Thor: The Dark World is the sequel to both the 2011 Thor and the 2012 crossover film, The Avengers. I really enjoyed this movie. It was not perfect, but it was mighty darn good.
The plot was straightforward—nothing too in-depth or complex—but, in this case, that’s not a bad thing. A simple-yet-workable plot let other facets of the film shine. There are a couple of plot twists, but they don’t overwhelm the rest of the film, and they’re very skillfully done.
A couple of plot points could have used more development, especially the developing relationship between Thor and Jane. The actors have odd but surprisingly good chemistry. They’re completely charming in the couple of scenes where their characters can just interact…but they only had a couple of scenes, out of the whole movie. That storyline felt very rushed. The alignment of the worlds also felt rushed, though that’s more forgivable.
I loved the costumes, and I admired how each character’s garb added to the character. Thor’s makes him look very much the shiny-armored hero. Loki’s asymmetrical garb keeps viewers visually off balance, just like the character wearing it. Odin and Frigga look very regal. Sif’s two outfits capture the two facets of her personality that we see in this film. The garb for the Earth folks is boring, which is completely realistic. You wouldn’t expect to see phenomena-chasing scientists running around in spandex suits or high heels. The clothing suits the roles and adds a visual element to the characterizations.
Character development in this movie really shone. Script, direction, and actors combined to give the main characters solid, credible, multifaceted motivation. We get that Odin is a strong ruler, but we also get that he’s tired and aging, that the long security of Asgard has rendered him blind to its present threats, that he truly loves his wife. We get that Frigga is a gentle counterpoint to Odin, and a beloved mother to Thor and Loki, but we also get to see her as an Asgardian warrior and queen. Thor himself has to grow quite a bit as a character over the course of the movie (stay until the very end of the credits for the payoff of that growth), and it’s a lot of fun to watch.
And Loki…wow. They had so much fun with his character. In the past, he’s just been a villain—arrogant, clever, a pretty foil for Thor. This time…in a very good movie full of very strong characters, Loki steals the show. We get much more of the trickster that Loki plays in Norse mythology, all updated and polished for the Marvel universe. The scene where he’s imitating Captain America is howlingly funny. I was trying to guess and double-guess what Loki was really up to, right up to the final scene. His motivations and methods are marvelously diverse.

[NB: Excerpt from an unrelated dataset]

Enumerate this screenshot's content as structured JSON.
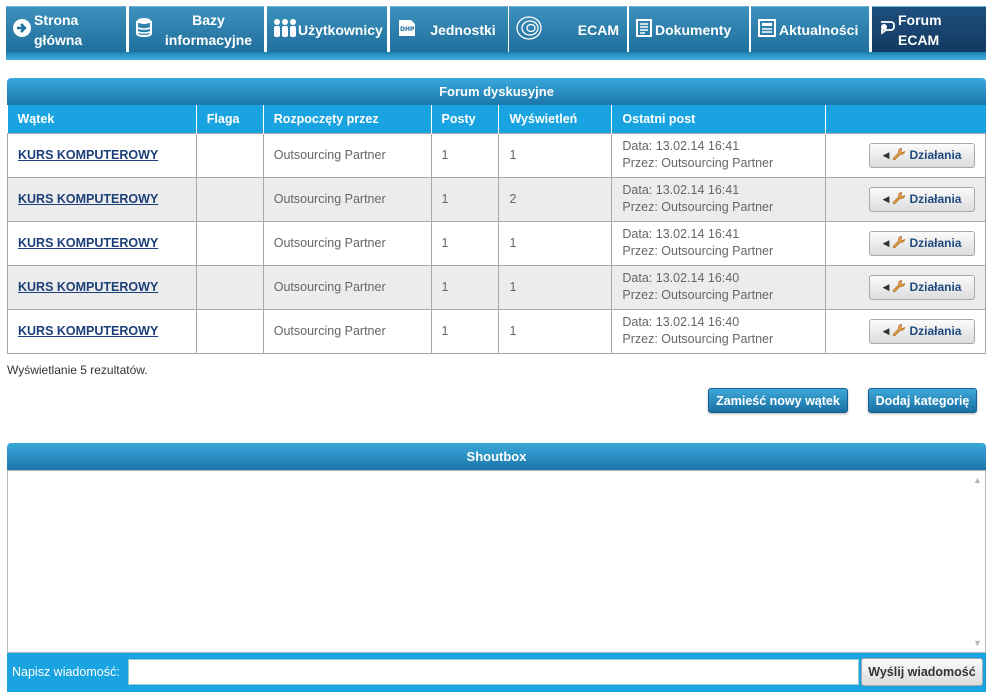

As for what he really is up to…it’s brilliant and does a fantastic job of setting up the presumable sequel, while still giving viewers a solid, satisfying ending for this film. Thor: The Dark World is worth seeing on the big screen, more than once.
Release Date: November 8, 2013 (USA)
MPAA Rating: PG-13
Alcohol/Drugs: 1 (social, celebratory drinking)
Language: 1 (one character uses “the S word” on a few occasions)
Nudity: 1 (brief, pixelated news clip of character wandering Stonehenge au natural)
Sexuality: 0 (are you kidding? they didn’t leave time for anything like that)
Violence: 3 (very little blood and gore, but lots of fight scenes, including character deaths)